Charles Alvah Walker was born in Loudon, NH in 1848. He was a self-taught but versatile artist who used oils, etching, wood and steel engraving, and monotype as media for expression. While engaged in scientific research work at the Peabody Academy of Science at Salem, he developed a talent for both wood and steel engraving. Two of his plates after Mauve and Daubigny received honorable mention at the Paris Salon.
He was a member of the Boston Art Club, the London Print Sellers Association, and the Copley Society. He exhibited at the National Academy of Design from 1884 to 1892, as well as at the Boston Art Club and the Massachusetts Charitable Mechanics Association.

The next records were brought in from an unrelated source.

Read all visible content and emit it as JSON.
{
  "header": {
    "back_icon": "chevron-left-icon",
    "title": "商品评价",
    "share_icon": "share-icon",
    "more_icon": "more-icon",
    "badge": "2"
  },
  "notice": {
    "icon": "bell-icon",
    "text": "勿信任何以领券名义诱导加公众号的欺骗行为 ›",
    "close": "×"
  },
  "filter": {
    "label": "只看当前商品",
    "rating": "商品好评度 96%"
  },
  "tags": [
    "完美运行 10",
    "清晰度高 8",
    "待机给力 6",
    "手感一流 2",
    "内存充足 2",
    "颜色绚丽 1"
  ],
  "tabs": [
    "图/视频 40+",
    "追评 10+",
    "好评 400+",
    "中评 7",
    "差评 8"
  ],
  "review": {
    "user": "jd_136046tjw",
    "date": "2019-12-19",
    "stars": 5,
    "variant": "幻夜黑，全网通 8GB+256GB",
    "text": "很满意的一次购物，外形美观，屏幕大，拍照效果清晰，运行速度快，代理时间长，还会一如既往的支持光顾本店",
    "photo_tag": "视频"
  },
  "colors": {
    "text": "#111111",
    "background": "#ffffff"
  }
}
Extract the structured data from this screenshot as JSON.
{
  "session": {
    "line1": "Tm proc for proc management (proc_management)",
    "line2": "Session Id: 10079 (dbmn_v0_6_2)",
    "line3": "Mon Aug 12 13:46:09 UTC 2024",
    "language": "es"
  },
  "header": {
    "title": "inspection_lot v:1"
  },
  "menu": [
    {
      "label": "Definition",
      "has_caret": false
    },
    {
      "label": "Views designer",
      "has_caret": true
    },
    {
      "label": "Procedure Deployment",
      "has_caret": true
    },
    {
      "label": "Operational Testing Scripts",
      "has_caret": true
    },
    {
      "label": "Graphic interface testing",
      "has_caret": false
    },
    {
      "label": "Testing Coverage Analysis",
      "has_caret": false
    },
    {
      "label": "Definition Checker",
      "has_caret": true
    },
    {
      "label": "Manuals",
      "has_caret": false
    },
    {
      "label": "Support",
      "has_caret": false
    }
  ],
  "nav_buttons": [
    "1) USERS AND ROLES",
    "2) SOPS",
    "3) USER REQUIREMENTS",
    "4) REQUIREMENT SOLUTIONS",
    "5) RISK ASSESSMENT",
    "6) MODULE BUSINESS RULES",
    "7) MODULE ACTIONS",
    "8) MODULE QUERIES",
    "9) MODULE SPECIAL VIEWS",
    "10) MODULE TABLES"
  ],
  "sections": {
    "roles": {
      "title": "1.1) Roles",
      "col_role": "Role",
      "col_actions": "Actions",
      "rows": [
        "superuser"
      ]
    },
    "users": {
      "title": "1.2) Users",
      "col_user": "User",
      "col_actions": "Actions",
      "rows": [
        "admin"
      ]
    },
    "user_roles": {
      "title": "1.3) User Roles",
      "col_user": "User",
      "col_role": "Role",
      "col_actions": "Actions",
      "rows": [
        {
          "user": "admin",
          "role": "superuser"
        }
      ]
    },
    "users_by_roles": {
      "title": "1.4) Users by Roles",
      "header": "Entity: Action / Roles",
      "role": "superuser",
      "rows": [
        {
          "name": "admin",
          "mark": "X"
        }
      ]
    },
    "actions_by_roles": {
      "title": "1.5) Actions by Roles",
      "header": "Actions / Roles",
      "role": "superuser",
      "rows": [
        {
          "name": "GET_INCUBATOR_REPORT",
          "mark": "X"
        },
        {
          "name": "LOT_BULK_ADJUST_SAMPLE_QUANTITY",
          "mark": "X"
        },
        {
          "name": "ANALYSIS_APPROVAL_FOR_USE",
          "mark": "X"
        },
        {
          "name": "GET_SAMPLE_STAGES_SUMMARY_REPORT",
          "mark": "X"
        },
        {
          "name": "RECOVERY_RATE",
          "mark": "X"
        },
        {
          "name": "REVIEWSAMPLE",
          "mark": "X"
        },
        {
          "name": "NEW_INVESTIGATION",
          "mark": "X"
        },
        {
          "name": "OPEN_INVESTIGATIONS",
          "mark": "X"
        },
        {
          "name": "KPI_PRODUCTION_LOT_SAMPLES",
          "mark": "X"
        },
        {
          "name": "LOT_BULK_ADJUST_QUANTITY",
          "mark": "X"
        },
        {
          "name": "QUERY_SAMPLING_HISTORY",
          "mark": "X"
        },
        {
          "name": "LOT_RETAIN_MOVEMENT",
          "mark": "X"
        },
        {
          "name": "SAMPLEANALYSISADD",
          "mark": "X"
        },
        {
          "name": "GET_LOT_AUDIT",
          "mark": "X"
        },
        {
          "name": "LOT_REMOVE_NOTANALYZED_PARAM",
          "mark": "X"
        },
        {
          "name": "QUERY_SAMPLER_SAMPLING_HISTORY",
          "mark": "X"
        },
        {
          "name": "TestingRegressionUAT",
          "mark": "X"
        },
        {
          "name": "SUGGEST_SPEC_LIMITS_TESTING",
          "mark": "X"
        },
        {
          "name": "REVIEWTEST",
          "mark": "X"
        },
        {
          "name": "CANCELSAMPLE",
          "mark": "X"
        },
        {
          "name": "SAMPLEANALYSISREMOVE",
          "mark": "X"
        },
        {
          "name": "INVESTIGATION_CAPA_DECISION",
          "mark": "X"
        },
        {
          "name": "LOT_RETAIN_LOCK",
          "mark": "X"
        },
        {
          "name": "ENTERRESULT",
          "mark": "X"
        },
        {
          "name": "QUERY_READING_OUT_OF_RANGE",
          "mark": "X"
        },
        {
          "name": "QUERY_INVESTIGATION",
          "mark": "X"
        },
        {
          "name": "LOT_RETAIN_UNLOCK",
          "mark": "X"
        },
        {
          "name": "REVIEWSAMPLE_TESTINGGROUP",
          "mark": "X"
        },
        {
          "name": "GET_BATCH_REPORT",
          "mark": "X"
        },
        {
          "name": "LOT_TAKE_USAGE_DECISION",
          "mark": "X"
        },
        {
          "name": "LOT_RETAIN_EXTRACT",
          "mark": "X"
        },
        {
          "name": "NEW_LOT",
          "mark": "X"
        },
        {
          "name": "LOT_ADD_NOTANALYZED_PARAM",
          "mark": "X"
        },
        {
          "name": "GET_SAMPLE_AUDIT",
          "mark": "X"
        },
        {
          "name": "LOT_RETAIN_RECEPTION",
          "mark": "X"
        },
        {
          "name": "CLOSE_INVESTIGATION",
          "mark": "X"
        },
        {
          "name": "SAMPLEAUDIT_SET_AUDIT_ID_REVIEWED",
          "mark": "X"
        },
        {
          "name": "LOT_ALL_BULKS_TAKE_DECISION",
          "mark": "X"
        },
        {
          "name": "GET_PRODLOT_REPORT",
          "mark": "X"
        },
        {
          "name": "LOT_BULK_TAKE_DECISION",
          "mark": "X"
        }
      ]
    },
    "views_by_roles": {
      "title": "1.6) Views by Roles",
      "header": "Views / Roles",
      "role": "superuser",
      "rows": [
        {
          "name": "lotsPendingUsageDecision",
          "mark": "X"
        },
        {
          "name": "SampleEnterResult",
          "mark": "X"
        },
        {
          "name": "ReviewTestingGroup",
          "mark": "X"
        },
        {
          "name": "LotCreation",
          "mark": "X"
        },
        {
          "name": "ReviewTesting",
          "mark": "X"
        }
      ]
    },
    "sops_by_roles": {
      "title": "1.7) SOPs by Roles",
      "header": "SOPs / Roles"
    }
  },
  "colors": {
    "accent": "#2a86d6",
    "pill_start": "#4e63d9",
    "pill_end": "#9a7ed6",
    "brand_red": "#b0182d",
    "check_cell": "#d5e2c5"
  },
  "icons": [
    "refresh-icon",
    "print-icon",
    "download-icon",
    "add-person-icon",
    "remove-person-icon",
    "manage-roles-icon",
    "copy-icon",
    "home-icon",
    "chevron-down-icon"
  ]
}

From a Smithsonian 1997 exhibit and book released by Dr. Joann Moser on August 3, 1997 at the National Museum of American Art: “Charles Alvah Walker invented the term ‘monotype’ about 1880.” The exhibition, entitled Singular Impressions: The Monotype in America, included works by Walker along with those of William Merritt Chase, Frank Duveneck, Maurice Prendergast, Richard Diebenkorn, and Jasper Johns.
The majority of oils by Walker were pastoral or White Mountain scenes in the Campton and Sandwich Range area of New Hampshire.
Walker died in Brookline, MA in 1925.